Tag Archives: conservatives

Dadventure in the news

Dadventure and fellow Dad blogger Vancouver Dad were featured in an article about Dad bloggers in the Vancouver Province over the weekend.

The reporter, Matthew Ramsey, contacted me last week about the story. One of the things that he told me that was new information to me was the new Stats Can figures that show the number of Canadian fathers taking leaves from work to spend time with their kids has increased from 38 per cent in 2001 to 55 per cent in 2006. As Vancouver Dad points out in his post about it:

But the dads don’t stay home for nearly as long. Two-thirds of fathers returned to work within a month of the arrival of the child. It’s no wonder. While mothers usually took formal maternity leave, the dads tended to use vacation time or unpaid leave rather than paid parental leave.

One thing I am noticing with my circle of friends is the number of parents who are splitting their parental leave benefits. The federal government allows for up to 35 weeks of parental leave for either parent, and I know a few parents who are splitting this time between both parents. Dads may take the final 8-12 weeks and Mom may re-enter the workforce a few months sooner.

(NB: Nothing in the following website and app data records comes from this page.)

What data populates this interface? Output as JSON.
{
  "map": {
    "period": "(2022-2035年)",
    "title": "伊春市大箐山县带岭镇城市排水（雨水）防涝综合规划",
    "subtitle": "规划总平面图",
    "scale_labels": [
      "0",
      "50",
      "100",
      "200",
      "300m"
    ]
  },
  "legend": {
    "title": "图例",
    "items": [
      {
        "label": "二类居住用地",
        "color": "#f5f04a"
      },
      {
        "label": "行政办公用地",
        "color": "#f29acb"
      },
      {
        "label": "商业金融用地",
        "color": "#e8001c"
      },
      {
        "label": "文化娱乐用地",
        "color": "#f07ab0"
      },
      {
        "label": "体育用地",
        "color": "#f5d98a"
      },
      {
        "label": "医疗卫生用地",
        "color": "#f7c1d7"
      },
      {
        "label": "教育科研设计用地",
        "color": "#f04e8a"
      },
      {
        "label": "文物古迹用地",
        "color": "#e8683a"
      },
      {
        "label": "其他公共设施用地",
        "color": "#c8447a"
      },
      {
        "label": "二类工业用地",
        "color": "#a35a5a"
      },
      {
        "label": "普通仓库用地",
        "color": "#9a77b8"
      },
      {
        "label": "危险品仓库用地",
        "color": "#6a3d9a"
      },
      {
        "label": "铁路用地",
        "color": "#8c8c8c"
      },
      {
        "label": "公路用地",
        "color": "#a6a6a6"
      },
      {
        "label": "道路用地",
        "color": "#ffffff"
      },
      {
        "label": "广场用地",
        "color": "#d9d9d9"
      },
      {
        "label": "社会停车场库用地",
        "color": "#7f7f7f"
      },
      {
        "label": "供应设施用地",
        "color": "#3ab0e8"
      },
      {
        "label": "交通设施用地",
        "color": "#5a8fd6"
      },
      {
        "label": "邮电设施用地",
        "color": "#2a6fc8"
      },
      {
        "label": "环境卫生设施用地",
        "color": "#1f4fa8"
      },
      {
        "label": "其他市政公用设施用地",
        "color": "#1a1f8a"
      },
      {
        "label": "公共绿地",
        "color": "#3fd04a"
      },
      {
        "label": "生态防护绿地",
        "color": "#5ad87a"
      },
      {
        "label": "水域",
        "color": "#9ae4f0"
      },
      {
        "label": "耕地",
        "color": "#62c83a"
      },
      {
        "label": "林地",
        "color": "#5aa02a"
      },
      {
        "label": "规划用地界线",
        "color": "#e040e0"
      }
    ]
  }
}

It’s still far from the ideal (as outlined in the Ministerial Advisory Committee on the Government of Canada’s Child Care Spaces Initiative released in the spring) where both parents could have equal lengths of time off in the first years of their children’s life, but it is a start. And is certainly is a lot better than prior to 2001 when the parental leave benefits were introduced.

Report recommends extending parental leave to 2.5 years

A panel appointed by the Conservative Harper government to find ways of improving access to child care is recommending that Employment Insurance benefits for new parents should be increased from the current 50 weeks to 18 months and eventually to 2½ years.

What is really exciting for Dads is that the report recommends that the benefit be extended to both parents. With the current 50 weeks, parents can split the time with one or the other taking it. With the new recommendations, both parents would be eligible for the full time available. Imagine. Both parents at home for 2½ years with their kids.

What a fantastic idea for our society to be able to give parents the financial ability to stay at home longer with their kids during those very important formative years, and still be able to transition back into the workforce.

There is also a recommendation that employers “top up” EI benefits to remove financial pressure on parents to return to work.

The government commissioned this report to find ways to ease the childcare crunch in Canada where demand for infant spaces far exceeds available spaces. Nice to see some acknowledgment from the feds that there is a shortage of high quality care in Canada and that this is probably the biggest issue facing working families in this country.

I urge every Canadian reader of this blog to email their MP and give full support to this report. Human Resources Minister Monte Solberg says he is in no hurry to act on these recommendations, so some public support would go a long way to keeping this report from being shelved.

From the April 16th, 2007 Globe and Mail.

The Conservative Budget, SAHD’s and the media

I’m reading our local newspaper this morning, digging to find reaction to the federal Conservative government’s new budget and the first non-politician quote I come across is from a stay-at-home dad.

Reymond Page, a stay-at-home dad in Winnipeg, says he would have preferred to see the money spent on health care, education and infrastructure improvements, something he sees directly impacting his family.

“Is this a short-term thing that’s supposed to fire up voters because the Conservatives are throwing money at us? Could that money be used to better effect?” said Page.

It’s really nice to see a media story where a stay at home dad isn’t the focus of the story, or portrayed like an anomaly, but instead is just another regular, everyday participant in our society.

As for the budget itself…man, this kills me because I loath the Conservatives. Actually, I loath the Alliance/Reform wing of the Conservatives. The old Progressive Conservatives were not so bad, and it seems there is much more Progressive Conservative than Reform Conservative in this budget.

True, there is no income splitting, which would have been even better for families where both parents work outside the home. This budget is going straight at the heartland of Conservative support – the single income family with a stay at home parent. Only in the Conservative mind, you have to think they see that parent as a Mom and not a Dad.

Overall, parents in Canada should be fairly happy – I know, I know, yes you can smell the slightest hint of praise for the Conservatives. Finance Minister Jim Flaherty said in his budget speech, “a single-earner family with two children and a $37,000 income will see its income tax bill cut by $620 or nearly a quarter.” That should pretty well get us parents back to even with regards to making the Child Tax benefit taxable income.

Most of that is due to a new tax credit of $310 per child under 18. There is also an increase in the basic personal tax credit for low-income spouses so that it equals that of the working parent, and an increase of $100 to $500 per year in federal government contributions to a child’s Registered Education Savings Plan.

There are still a few things missing from this budget for families, first and foremost a dire lack of quality, affordable daycare for many working parents. And in many parts of the country, housing costs are so high that it makes the dream of owning your own home just that – a dream. Address those two major concerns and you’ll make a lot of families in this country extremely happy.